**Problem to work on:** A complete, exact copy of the records below is the required result.

── Records for this task

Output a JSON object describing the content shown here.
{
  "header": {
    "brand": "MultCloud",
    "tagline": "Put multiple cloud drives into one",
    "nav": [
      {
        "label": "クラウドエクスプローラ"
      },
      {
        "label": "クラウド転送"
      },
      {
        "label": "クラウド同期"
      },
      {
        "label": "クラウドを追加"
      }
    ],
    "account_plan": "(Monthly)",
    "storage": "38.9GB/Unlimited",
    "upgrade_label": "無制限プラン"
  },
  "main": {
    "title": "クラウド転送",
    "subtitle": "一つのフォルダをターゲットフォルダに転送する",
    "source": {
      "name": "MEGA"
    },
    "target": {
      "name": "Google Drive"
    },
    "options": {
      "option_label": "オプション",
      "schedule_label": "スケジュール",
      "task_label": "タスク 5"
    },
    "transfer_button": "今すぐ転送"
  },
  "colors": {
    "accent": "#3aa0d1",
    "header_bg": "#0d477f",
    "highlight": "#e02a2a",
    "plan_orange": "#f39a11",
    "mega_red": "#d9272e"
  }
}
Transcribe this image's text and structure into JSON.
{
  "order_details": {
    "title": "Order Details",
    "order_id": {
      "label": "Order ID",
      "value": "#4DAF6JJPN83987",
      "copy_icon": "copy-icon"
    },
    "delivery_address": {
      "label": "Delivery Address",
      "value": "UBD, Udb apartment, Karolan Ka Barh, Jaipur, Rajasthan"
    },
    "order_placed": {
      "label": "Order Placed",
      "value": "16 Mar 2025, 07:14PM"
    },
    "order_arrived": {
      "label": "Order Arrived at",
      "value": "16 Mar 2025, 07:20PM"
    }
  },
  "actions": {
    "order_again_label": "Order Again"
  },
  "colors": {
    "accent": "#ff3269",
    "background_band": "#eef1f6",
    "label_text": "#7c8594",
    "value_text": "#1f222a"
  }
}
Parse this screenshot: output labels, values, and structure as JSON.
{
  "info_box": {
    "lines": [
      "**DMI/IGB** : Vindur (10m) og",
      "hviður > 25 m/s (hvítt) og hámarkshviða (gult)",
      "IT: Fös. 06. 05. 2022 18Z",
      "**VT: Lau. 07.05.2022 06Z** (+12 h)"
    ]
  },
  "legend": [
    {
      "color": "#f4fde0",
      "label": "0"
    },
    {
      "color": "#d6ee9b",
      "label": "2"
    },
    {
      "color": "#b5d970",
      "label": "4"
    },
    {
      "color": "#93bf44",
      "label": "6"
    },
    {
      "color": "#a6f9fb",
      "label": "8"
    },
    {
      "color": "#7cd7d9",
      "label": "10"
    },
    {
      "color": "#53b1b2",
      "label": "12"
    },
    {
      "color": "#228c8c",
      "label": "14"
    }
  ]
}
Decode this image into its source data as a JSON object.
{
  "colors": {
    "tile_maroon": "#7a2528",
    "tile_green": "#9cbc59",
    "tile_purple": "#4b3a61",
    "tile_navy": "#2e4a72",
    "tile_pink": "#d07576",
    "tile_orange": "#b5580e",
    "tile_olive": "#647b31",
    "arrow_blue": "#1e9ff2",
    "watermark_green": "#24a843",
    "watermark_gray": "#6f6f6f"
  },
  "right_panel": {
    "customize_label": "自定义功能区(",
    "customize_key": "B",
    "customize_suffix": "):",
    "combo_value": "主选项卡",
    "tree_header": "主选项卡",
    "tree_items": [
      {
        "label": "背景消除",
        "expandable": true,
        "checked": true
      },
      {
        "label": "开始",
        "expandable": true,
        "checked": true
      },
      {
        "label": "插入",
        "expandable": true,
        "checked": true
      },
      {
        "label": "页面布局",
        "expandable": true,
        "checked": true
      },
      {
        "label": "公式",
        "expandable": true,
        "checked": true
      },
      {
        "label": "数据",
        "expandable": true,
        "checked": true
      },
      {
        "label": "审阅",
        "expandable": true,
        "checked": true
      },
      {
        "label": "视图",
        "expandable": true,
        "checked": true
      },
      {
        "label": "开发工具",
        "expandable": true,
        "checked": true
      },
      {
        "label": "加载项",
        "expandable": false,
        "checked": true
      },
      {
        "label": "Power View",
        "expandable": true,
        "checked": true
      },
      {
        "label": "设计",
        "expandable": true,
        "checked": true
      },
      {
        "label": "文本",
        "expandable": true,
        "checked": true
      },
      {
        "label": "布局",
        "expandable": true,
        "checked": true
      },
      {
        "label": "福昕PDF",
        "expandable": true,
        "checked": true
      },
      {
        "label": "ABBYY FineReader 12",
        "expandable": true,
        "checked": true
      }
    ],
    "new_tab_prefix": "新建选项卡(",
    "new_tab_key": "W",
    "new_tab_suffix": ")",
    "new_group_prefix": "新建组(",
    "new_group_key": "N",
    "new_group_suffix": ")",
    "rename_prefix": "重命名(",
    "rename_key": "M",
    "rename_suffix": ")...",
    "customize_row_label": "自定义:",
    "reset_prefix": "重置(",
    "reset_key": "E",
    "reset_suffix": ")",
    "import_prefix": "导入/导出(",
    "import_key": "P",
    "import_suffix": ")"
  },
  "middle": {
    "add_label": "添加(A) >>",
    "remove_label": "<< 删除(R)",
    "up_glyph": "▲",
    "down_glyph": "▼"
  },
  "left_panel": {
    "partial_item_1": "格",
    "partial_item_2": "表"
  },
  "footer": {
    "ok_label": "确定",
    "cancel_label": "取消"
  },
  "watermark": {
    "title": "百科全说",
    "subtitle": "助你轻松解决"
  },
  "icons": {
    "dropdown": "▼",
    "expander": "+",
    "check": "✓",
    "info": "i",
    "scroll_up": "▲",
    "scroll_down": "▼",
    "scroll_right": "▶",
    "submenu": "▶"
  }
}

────

**Task output:**
Output a JSON object describing the content shown here.
{
  "header": {
    "brand": "MultCloud",
    "tagline": "Put multiple cloud drives into one",
    "nav": [
      {
        "label": "クラウドエクスプローラ"
      },
      {
        "label": "クラウド転送"
      },
      {
        "label": "クラウド同期"
      },
      {
        "label": "クラウドを追加"
      }
    ],
    "account_plan": "(Monthly)",
    "storage": "38.9GB/Unlimited",
    "upgrade_label": "無制限プラン"
  },
  "main": {
    "title": "クラウド転送",
    "subtitle": "一つのフォルダをターゲットフォルダに転送する",
    "source": {
      "name": "MEGA"
    },
    "target": {
      "name": "Google Drive"
    },
    "options": {
      "option_label": "オプション",
      "schedule_label": "スケジュール",
      "task_label": "タスク 5"
    },
    "transfer_button": "今すぐ転送"
  },
  "colors": {
    "accent": "#3aa0d1",
    "header_bg": "#0d477f",
    "highlight": "#e02a2a",
    "plan_orange": "#f39a11",
    "mega_red": "#d9272e"
  }
}
Transcribe this image's text and structure into JSON.
{
  "order_details": {
    "title": "Order Details",
    "order_id": {
      "label": "Order ID",
      "value": "#4DAF6JJPN83987",
      "copy_icon": "copy-icon"
    },
    "delivery_address": {
      "label": "Delivery Address",
      "value": "UBD, Udb apartment, Karolan Ka Barh, Jaipur, Rajasthan"
    },
    "order_placed": {
      "label": "Order Placed",
      "value": "16 Mar 2025, 07:14PM"
    },
    "order_arrived": {
      "label": "Order Arrived at",
      "value": "16 Mar 2025, 07:20PM"
    }
  },
  "actions": {
    "order_again_label": "Order Again"
  },
  "colors": {
    "accent": "#ff3269",
    "background_band": "#eef1f6",
    "label_text": "#7c8594",
    "value_text": "#1f222a"
  }
}
Parse this screenshot: output labels, values, and structure as JSON.
{
  "info_box": {
    "lines": [
      "**DMI/IGB** : Vindur (10m) og",
      "hviður > 25 m/s (hvítt) og hámarkshviða (gult)",
      "IT: Fös. 06. 05. 2022 18Z",
      "**VT: Lau. 07.05.2022 06Z** (+12 h)"
    ]
  },
  "legend": [
    {
      "color": "#f4fde0",
      "label": "0"
    },
    {
      "color": "#d6ee9b",
      "label": "2"
    },
    {
      "color": "#b5d970",
      "label": "4"
    },
    {
      "color": "#93bf44",
      "label": "6"
    },
    {
      "color": "#a6f9fb",
      "label": "8"
    },
    {
      "color": "#7cd7d9",
      "label": "10"
    },
    {
      "color": "#53b1b2",
      "label": "12"
    },
    {
      "color": "#228c8c",
      "label": "14"
    }
  ]
}
Decode this image into its source data as a JSON object.
{
  "colors": {
    "tile_maroon": "#7a2528",
    "tile_green": "#9cbc59",
    "tile_purple": "#4b3a61",
    "tile_navy": "#2e4a72",
    "tile_pink": "#d07576",
    "tile_orange": "#b5580e",
    "tile_olive": "#647b31",
    "arrow_blue": "#1e9ff2",
    "watermark_green": "#24a843",
    "watermark_gray": "#6f6f6f"
  },
  "right_panel": {
    "customize_label": "自定义功能区(",
    "customize_key": "B",
    "customize_suffix": "):",
    "combo_value": "主选项卡",
    "tree_header": "主选项卡",
    "tree_items": [
      {
        "label": "背景消除",
        "expandable": true,
        "checked": true
      },
      {
        "label": "开始",
        "expandable": true,
        "checked": true
      },
      {
        "label": "插入",
        "expandable": true,
        "checked": true
      },
      {
        "label": "页面布局",
        "expandable": true,
        "checked": true
      },
      {
        "label": "公式",
        "expandable": true,
        "checked": true
      },
      {
        "label": "数据",
        "expandable": true,
        "checked": true
      },
      {
        "label": "审阅",
        "expandable": true,
        "checked": true
      },
      {
        "label": "视图",
        "expandable": true,
        "checked": true
      },
      {
        "label": "开发工具",
        "expandable": true,
        "checked": true
      },
      {
        "label": "加载项",
        "expandable": false,
        "checked": true
      },
      {
        "label": "Power View",
        "expandable": true,
        "checked": true
      },
      {
        "label": "设计",
        "expandable": true,
        "checked": true
      },
      {
        "label": "文本",
        "expandable": true,
        "checked": true
      },
      {
        "label": "布局",
        "expandable": true,
        "checked": true
      },
      {
        "label": "福昕PDF",
        "expandable": true,
        "checked": true
      },
      {
        "label": "ABBYY FineReader 12",
        "expandable": true,
        "checked": true
      }
    ],
    "new_tab_prefix": "新建选项卡(",
    "new_tab_key": "W",
    "new_tab_suffix": ")",
    "new_group_prefix": "新建组(",
    "new_group_key": "N",
    "new_group_suffix": ")",
    "rename_prefix": "重命名(",
    "rename_key": "M",
    "rename_suffix": ")...",
    "customize_row_label": "自定义:",
    "reset_prefix": "重置(",
    "reset_key": "E",
    "reset_suffix": ")",
    "import_prefix": "导入/导出(",
    "import_key": "P",
    "import_suffix": ")"
  },
  "middle": {
    "add_label": "添加(A) >>",
    "remove_label": "<< 删除(R)",
    "up_glyph": "▲",
    "down_glyph": "▼"
  },
  "left_panel": {
    "partial_item_1": "格",
    "partial_item_2": "表"
  },
  "footer": {
    "ok_label": "确定",
    "cancel_label": "取消"
  },
  "watermark": {
    "title": "百科全说",
    "subtitle": "助你轻松解决"
  },
  "icons": {
    "dropdown": "▼",
    "expander": "+",
    "check": "✓",
    "info": "i",
    "scroll_up": "▲",
    "scroll_down": "▼",
    "scroll_right": "▶",
    "submenu": "▶"
  }
}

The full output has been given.